But obviously over the last 20 years, talent has developed much more. In our industry there are better, more creative people, and clients are becoming more sophisticated, so we are getting there, but with slow, baby steps.
What do you think will be the biggest changes in China’s advertising industry over the next decade?
I think the market will get more local. At the same time, Chinese companies will become more international, so it will be an interesting time in terms of figuring out what’s the right setup to do that. We see that a lot with our clients, the people that you need to do work on Chinese brands in Chinese and on Chinese brands outside of China—they are very different, and also the composition of these teams is very different.
We went through that experience with several of our local clients, because when they want to go abroad, they say, ‘I only want global experts.’ So we fly in people from New York or London, but the clients have no idea what they’re talking about. There is a big cultural gap, and to get that right you need a good mix of people that understand how these Chinese companies work, that can actually interact with them and understand them. And then, mix that with people who have experience in building global businesses, global brands, which is not easy.
But I do think digital will definitely be by far the most disruptive force for the next 10 years. And I think what is very important to us is that we continue to stay true to what our business is all about, and that’s building brands, because the basic principles of building brands is not going to change. But how that manifests itself—that will definitely change. That is going to be a big challenge for us to figure out.
You may also like
A New Relationship
Sir Vince Cable, former UK Secretary of State for Business, Innovation and Skills, discusses how China’s relationship with the UK has.
| Mar. 6 2023
Digital Transformation: Path to the Future
Tianshu Sun, Visiting Professor of Information Systems and Director of the Center for Technology, Big Data and Digital Transformation at CKGSB, discusses.
| Mar. 6 2023
Bin Zhao, senior economist at PwC China, discusses China’s economic expansion and the systemic barriers to furthering the country’s development.

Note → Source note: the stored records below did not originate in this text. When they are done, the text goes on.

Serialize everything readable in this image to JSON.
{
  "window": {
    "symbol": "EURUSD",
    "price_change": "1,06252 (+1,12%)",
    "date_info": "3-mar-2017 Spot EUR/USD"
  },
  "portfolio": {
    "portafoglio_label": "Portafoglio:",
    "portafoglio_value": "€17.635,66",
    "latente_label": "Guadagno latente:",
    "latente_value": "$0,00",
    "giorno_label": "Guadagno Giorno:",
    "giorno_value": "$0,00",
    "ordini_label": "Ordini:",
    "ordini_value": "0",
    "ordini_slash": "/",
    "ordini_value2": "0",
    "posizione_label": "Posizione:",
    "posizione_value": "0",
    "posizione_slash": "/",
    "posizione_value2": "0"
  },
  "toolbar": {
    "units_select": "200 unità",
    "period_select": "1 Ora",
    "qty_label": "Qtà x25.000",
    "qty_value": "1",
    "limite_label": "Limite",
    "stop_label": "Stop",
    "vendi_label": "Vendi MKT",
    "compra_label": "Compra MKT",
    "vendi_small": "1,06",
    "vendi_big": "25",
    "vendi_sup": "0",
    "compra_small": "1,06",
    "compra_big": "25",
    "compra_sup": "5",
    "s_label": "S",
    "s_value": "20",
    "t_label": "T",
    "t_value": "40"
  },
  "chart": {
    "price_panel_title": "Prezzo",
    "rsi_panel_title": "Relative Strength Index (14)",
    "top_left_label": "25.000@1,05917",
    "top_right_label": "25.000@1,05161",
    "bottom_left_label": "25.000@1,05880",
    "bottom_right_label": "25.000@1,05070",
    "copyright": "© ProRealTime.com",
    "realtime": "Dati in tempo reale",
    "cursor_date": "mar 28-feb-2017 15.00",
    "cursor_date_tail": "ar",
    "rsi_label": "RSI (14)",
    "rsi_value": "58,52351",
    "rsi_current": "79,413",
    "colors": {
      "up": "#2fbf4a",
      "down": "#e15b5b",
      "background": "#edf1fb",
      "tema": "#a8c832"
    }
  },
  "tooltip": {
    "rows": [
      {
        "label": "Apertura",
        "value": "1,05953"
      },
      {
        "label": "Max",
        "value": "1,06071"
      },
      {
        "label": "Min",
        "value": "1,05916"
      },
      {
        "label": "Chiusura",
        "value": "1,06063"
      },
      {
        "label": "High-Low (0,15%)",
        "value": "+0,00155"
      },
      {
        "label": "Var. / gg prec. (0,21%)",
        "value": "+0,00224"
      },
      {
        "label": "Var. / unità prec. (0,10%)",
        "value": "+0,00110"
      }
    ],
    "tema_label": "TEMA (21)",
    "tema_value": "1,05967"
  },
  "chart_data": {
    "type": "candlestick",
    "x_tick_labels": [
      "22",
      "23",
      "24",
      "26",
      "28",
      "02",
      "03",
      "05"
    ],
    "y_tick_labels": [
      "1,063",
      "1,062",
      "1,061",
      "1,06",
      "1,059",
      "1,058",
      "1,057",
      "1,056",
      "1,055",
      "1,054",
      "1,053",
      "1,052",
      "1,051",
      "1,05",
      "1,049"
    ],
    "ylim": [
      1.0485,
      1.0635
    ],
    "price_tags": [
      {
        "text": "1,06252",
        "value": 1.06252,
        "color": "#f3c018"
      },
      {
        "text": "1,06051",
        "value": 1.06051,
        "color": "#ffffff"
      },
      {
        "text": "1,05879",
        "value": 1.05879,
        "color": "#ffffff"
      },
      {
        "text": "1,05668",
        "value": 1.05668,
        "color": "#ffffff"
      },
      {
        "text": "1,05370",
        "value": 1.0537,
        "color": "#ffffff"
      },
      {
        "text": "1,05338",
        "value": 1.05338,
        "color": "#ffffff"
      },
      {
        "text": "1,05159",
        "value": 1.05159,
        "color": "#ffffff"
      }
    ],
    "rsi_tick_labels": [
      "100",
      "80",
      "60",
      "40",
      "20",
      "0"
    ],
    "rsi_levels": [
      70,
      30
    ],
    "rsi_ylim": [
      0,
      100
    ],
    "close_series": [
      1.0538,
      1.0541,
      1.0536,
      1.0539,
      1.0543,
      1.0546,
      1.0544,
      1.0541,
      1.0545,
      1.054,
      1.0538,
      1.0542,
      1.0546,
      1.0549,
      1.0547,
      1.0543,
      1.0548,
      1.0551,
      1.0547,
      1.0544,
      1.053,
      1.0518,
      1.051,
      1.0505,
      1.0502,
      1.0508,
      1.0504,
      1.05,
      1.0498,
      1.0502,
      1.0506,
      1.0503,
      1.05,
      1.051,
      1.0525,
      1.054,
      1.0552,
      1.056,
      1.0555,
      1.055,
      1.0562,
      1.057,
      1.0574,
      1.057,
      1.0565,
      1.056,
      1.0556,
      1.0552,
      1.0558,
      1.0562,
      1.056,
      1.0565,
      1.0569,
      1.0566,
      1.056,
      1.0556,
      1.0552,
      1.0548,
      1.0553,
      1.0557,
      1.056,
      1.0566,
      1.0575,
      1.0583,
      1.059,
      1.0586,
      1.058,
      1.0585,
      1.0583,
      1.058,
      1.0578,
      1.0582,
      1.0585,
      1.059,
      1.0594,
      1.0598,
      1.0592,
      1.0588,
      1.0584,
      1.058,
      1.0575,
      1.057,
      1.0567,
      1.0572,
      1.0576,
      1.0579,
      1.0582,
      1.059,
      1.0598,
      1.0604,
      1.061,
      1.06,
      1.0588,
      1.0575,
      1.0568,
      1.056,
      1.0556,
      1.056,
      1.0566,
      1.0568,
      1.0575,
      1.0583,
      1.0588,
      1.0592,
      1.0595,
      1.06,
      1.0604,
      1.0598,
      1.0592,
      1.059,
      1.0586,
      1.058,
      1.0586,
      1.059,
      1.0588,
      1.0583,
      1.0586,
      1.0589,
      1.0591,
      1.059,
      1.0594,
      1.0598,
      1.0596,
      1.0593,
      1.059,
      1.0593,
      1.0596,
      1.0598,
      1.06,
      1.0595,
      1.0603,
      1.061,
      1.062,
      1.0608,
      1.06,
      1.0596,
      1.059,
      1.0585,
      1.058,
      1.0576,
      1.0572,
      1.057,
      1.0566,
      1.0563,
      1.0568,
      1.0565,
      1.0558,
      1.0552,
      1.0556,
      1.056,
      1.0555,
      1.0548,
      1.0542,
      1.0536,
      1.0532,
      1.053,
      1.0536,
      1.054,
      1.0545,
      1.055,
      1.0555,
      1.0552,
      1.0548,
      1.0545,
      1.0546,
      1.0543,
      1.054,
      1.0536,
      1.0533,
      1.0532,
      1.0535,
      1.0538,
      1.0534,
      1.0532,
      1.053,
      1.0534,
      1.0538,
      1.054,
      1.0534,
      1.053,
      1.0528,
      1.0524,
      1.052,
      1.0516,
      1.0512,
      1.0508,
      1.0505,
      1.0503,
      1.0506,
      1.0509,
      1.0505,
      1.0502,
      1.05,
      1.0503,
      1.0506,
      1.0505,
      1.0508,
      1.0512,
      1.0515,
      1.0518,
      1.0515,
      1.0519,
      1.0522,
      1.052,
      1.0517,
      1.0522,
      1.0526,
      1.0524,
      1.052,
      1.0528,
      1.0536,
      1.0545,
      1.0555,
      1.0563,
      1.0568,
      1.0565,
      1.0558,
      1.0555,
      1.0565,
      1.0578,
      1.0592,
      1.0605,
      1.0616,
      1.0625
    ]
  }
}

| Mar. 6 2023
Rhodium Group director Agatha Kratz discusses the shaky nature of the current EU-China relationship.
| Mar. 6 2023